> We should fix straight away the terminology to avoid misunderstanding. Proposals:
> - Corpus: dataset containing linguistic data. Synonym: linguistic corpus. Plural: corpora.
> - Media-types of the linguistic data: a subset of the IANA registered media-types; in particular, text, sound and video. A corpus could contain data with several media-types, though typically all the data should have the same media-type.
> - Corpus types according the number of different languages: monolingual, bilingual and n-lingual. These are the most common cases; n-lingual is the most general and the other can be considered particular cases.
> - Aligned multilingual parallel texts: synchronised linguistic data.
> - Monolingual corpus: corpus with all the linguistic data are in the same language.
> - Bilingual corpus: corpus with aligned linguistic data in two languages.
> - N-lingual corpus: corpus with aligned linguistic data in n-languages.
> More at "Open architecture for multilingual parallel texts"
> Regards
> Tomas
> -----Original Message-----
> From: Dave Lewis []

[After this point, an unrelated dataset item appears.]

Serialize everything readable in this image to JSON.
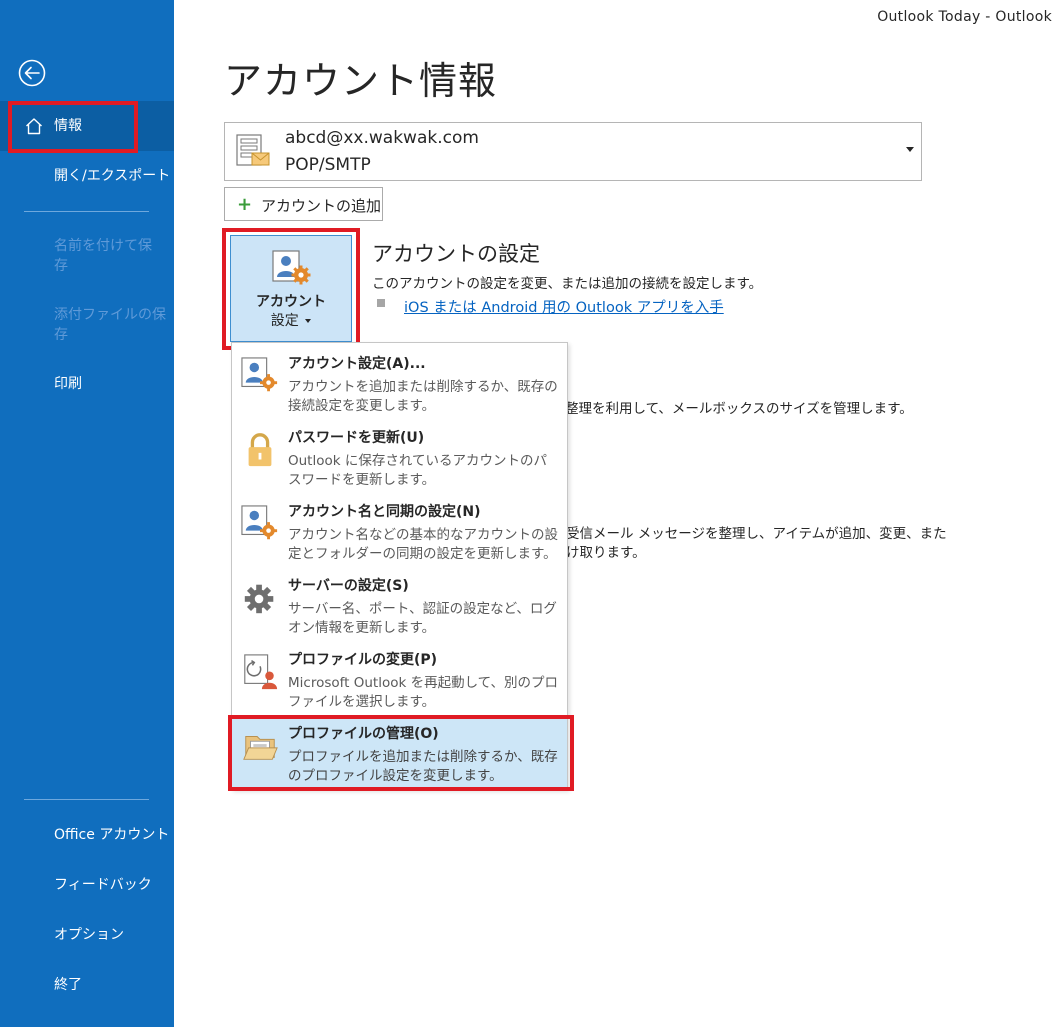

> Sent: Thursday, July 17, 2014 5:16 PM
> Subject: Re: Multidimensional Quality Metrics and Linguistic Linked Data
> Hi Manuel,
> As we discussed on the LD4LT call, I completely agree that we need to

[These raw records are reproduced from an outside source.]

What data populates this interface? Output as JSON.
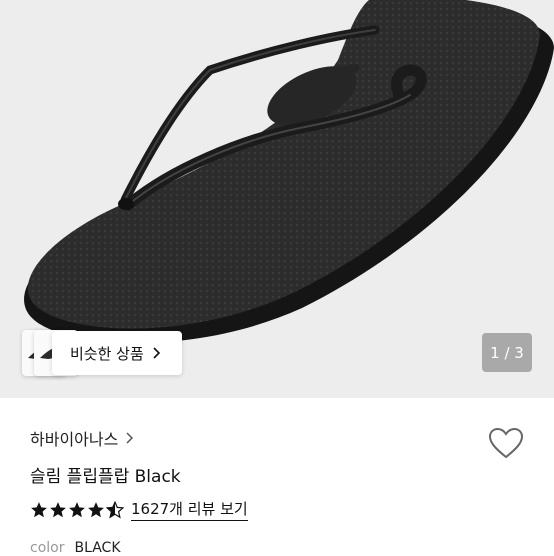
{
  "gallery": {
    "similar_label": "비슷한 상품",
    "counter": "1 / 3",
    "current_image": 1,
    "total_images": 3
  },
  "product": {
    "brand": "하바이아나스",
    "name": "슬림 플립플랍 Black",
    "rating": 4.5,
    "review_link": "1627개 리뷰 보기",
    "option_label": "color",
    "option_value": "BLACK"
  },
  "icons": {
    "brand_chevron": "chevron-right-icon",
    "similar_chevron": "chevron-right-icon",
    "wishlist": "heart-outline-icon",
    "rating": "star-icon"
  },
  "colors": {
    "gallery_bg": "#ededed",
    "counter_bg": "#a9a9a9",
    "sandal": "#2b2b2b"
  }
}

> support automated annotations as well as manual ones. The meta-share
> ontology has support for this, but there may be requirements for
> capturing more meta-data in relation to automated annotation, such as
> confidence scores and the type, version, instance & provenance of the
> automated agent performing the annotation.
> We touched on some of these issues in the MLW-LT working group in
> developing ITS2.0, but I think we'll hit them again when examining MQM
> in more detail as an annotation mechanims for linked data. This already
> includes both manual and automated quality annotations.
> We also need to consider situation where automated annotation are run
> through a manual sampled QA check process, i.e. where annotation are a
> combination of a automated and manual process.
> So any concrete requirements, use cases or examples you can expose from
> your current automated annotation work would be very welcome contributions.
> Kind Regards,
> Dave
> On 10/07/2014 13:19, wrote:
>> Dave,
>> I am working in preparing large amount of multilingual data programmatically. For smallish amount of data, one can consider manual annotations; for large amount is unrealistic and it has to be done programmatically.
>> The same goes for the quality. First one has to aim for language independent quality techniques; for example,  statistical techniques for measuring corpus dependent length rations among n-languages. It could be later further refined with language dependent techniques.
>> When the programs are more stable, they might be published.
>> Regards
>> Tomas
>> -----Original Message-----
>> From: Dave Lewis []
>> Sent: Wednesday, July 02, 2014 3:46 PM
>> To:
>> Subject: Multidimensional Quality Metrics and Linguistic Linked Data
>> Hi all,
>> One requirement that has come up several times in our discussions about
>> lingusitic linked data is how to manage the quality of such data. One
>> obvious advantage of using linked data for language resources is that it
>> becomes easy for third parties to annotate different parts of that
>> resource with quality assessment which can be used to drive quality
>> management processes.
>> To thins end we initialed some discussion with Arle Lommel from DFKI who
>> has been driving the development of the Multidimensional Quality Metrics
>> (MQM) specification in the QTLauchpad project:
>> This encompasses a wide range of established quality assessment metric
>> for translation, and therefore may provide a concrete model that could
>> be used more widely in annotating the lingusitic quality of multilingual
>> linked data.
>> There has also been a discussion in the ITS IG about the benefits to the
>> MQM spec itself from an RDF mapping:
>> We plan to cover this in tomorrow's LD4LT call, but please send any
>> additional thoughts you may have on this to the list, e.g. on other existing quality
>> annotation vocabularies in use for linked data.
>> cheers,
>> Dave

Received on Thursday, 31 July 2014 06:40:25 UTC